[Task details]: Check every line of the records below for the string "大衍之数五十" and copy the ones that have it.

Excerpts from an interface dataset

========

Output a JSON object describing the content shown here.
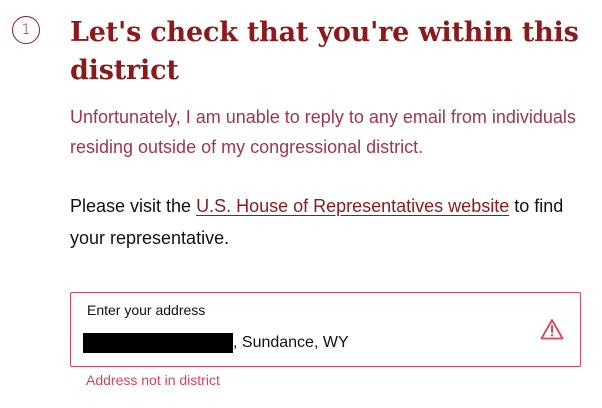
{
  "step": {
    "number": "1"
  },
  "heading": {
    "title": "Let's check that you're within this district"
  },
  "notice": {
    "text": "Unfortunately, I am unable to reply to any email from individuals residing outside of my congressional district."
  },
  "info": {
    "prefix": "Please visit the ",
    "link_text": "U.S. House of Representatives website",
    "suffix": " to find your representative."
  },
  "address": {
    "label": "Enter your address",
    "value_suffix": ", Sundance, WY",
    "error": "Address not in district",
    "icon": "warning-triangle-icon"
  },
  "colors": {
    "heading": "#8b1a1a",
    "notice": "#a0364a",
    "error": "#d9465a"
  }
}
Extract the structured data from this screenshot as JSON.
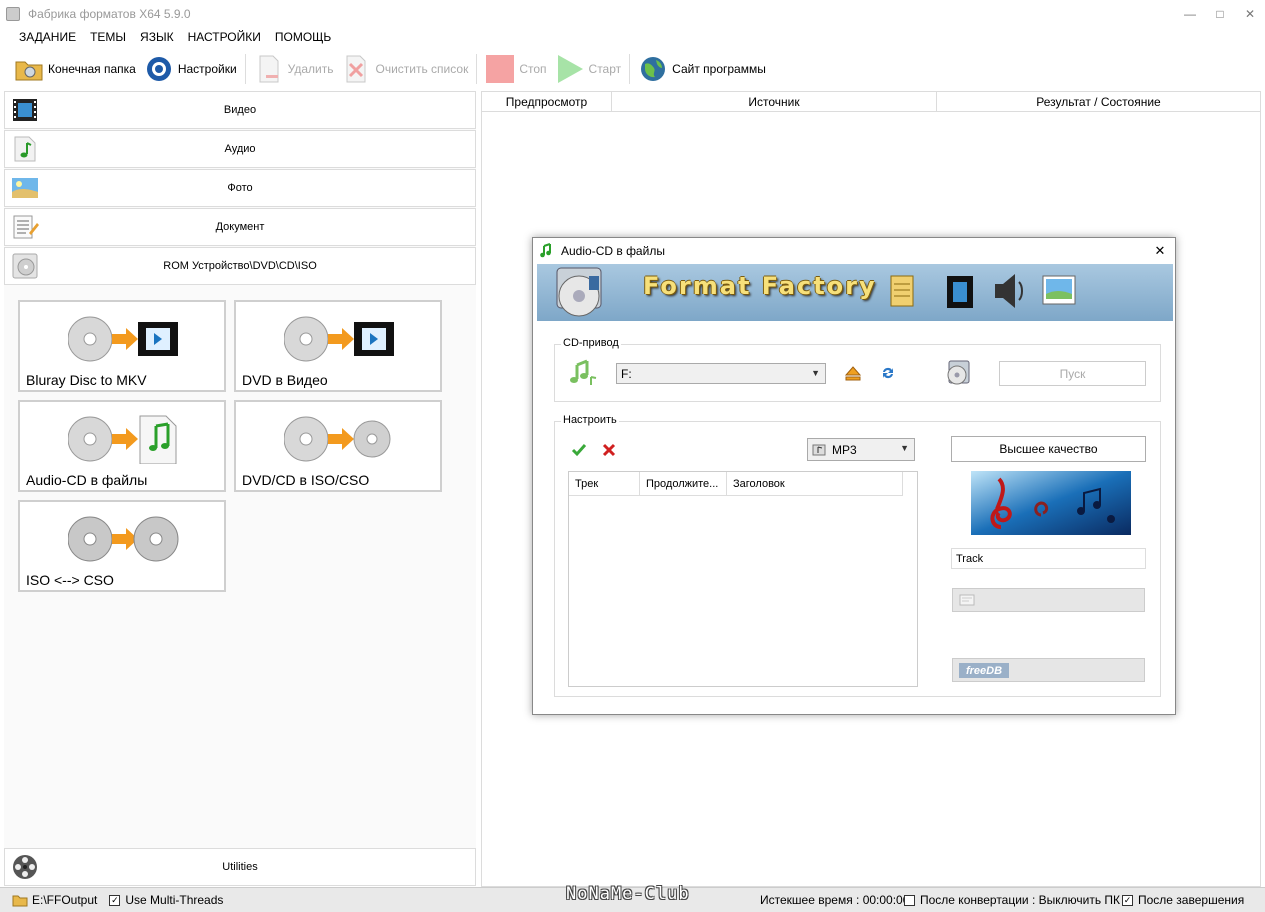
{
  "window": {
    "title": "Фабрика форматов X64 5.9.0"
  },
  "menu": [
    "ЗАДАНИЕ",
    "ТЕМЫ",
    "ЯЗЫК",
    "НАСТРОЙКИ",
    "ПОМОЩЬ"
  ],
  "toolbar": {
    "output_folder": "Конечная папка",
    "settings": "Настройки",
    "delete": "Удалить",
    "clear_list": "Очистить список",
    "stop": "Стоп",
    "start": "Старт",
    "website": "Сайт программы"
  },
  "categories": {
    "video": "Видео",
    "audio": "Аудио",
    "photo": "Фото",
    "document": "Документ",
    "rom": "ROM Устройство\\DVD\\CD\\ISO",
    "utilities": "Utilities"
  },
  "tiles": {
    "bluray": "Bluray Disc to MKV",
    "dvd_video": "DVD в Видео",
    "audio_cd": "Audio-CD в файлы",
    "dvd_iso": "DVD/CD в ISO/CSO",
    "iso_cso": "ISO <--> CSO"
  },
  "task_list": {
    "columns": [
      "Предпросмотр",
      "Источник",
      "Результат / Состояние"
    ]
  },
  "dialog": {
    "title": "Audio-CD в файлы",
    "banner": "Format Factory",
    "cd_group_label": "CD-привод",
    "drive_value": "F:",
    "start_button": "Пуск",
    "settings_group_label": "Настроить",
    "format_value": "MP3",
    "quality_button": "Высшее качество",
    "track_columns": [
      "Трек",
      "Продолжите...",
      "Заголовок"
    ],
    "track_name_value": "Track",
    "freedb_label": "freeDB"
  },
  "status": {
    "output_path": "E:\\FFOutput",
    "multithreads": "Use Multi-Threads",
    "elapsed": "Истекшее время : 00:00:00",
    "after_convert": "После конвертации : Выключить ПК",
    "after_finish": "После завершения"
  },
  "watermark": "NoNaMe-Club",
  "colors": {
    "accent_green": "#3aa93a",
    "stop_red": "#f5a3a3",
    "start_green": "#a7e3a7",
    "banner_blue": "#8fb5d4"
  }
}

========

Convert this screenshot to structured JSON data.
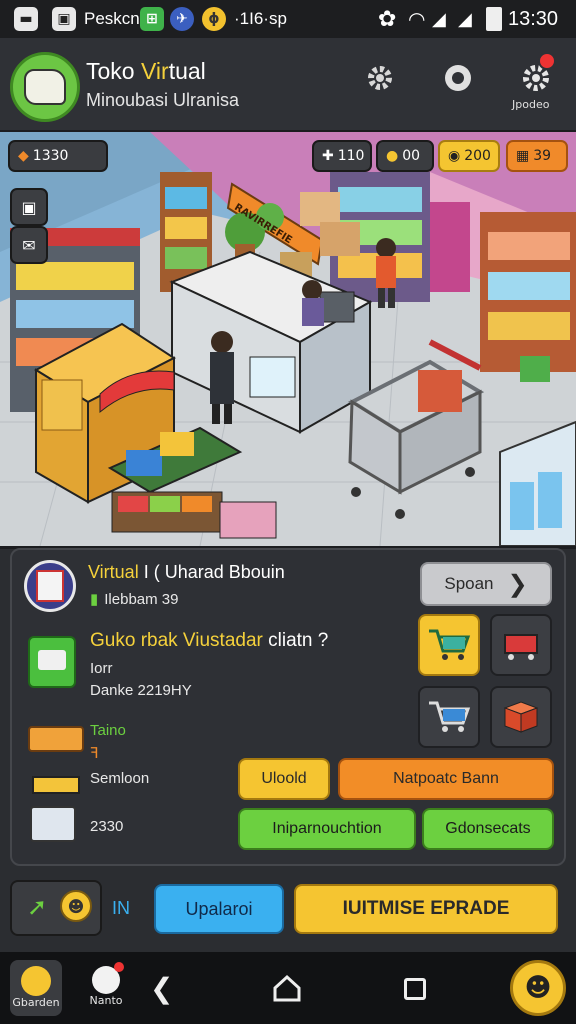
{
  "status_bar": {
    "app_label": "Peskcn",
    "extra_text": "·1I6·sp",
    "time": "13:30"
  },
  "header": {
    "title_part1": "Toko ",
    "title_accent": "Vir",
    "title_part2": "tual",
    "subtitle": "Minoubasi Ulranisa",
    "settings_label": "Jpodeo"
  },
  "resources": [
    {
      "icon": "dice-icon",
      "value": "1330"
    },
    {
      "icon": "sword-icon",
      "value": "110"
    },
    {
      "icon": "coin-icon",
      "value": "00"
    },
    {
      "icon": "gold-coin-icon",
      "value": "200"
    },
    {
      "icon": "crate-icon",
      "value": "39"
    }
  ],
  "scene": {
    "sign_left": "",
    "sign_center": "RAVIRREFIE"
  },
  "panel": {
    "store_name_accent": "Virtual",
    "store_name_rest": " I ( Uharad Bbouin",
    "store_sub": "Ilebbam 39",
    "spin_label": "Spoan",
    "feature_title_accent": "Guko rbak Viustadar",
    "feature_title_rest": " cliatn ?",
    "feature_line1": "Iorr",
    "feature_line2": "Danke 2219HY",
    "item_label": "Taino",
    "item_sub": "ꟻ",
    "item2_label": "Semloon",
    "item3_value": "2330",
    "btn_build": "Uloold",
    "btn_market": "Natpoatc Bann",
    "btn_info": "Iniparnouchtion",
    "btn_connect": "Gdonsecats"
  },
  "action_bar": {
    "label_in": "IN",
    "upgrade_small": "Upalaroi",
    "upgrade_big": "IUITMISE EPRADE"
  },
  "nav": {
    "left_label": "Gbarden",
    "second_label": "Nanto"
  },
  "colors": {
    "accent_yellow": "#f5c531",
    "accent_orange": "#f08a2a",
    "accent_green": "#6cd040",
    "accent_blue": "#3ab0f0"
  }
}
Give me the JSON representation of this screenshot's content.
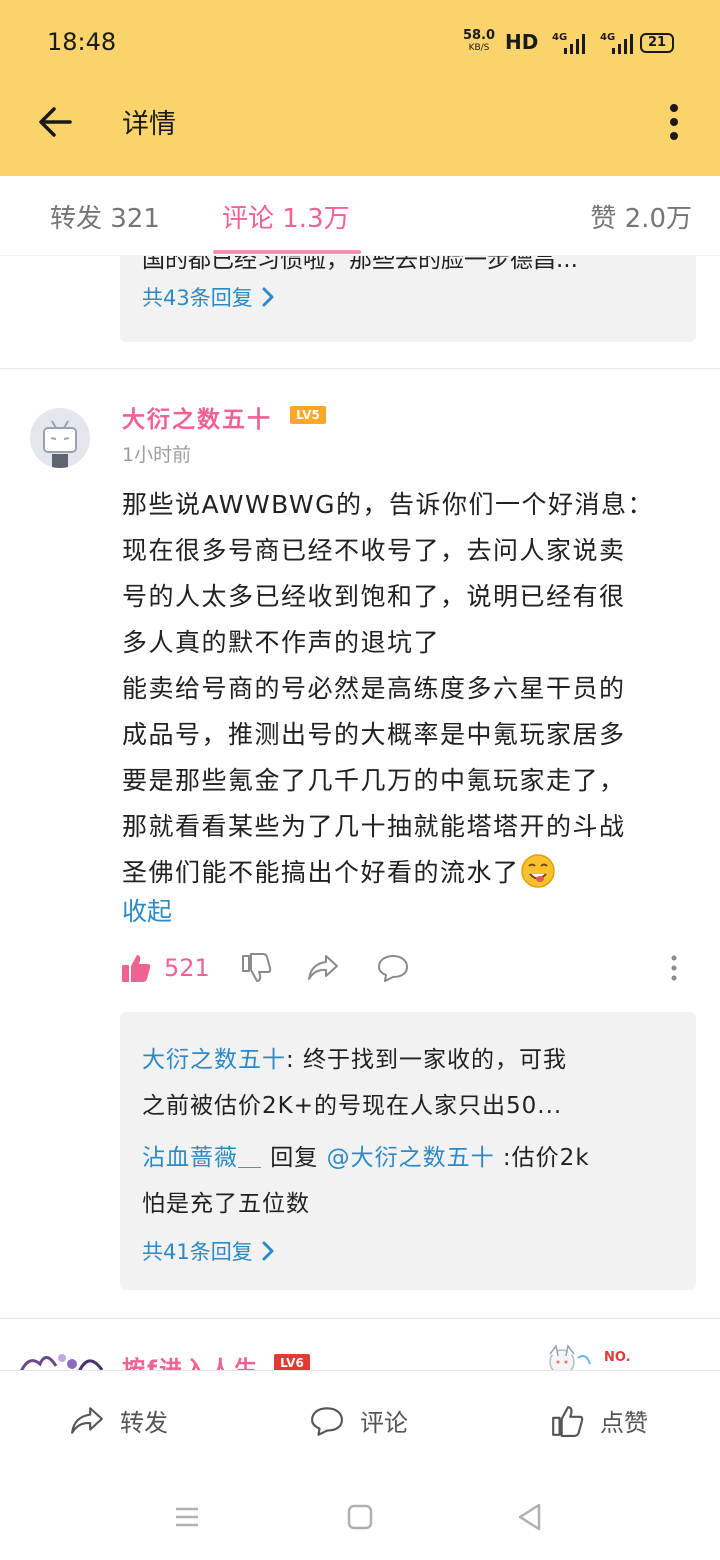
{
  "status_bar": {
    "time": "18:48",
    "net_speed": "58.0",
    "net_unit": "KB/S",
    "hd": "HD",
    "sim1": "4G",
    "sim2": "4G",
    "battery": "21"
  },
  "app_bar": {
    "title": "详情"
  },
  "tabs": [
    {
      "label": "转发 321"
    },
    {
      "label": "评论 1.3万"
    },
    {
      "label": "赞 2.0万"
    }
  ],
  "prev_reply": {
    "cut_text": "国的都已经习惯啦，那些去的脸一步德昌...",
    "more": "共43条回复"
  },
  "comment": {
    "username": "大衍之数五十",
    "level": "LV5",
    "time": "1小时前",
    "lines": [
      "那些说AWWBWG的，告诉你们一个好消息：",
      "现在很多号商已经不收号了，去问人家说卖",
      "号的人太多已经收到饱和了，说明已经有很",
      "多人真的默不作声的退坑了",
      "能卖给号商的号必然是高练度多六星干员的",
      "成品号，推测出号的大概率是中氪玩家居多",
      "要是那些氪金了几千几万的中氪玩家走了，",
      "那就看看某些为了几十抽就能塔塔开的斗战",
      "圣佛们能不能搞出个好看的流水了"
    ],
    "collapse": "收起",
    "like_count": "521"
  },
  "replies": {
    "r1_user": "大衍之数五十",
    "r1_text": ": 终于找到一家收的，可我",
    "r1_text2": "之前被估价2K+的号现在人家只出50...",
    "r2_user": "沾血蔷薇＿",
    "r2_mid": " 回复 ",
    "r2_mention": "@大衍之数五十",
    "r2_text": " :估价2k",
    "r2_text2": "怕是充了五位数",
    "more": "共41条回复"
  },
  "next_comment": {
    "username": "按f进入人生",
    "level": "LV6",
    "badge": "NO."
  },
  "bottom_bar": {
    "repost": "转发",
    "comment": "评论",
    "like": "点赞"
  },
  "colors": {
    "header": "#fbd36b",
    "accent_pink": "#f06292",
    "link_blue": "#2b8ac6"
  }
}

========

[Finished exercise]:
    "username": "大衍之数五十",
    "r1_user": "大衍之数五十",
    "r2_mention": "@大衍之数五十",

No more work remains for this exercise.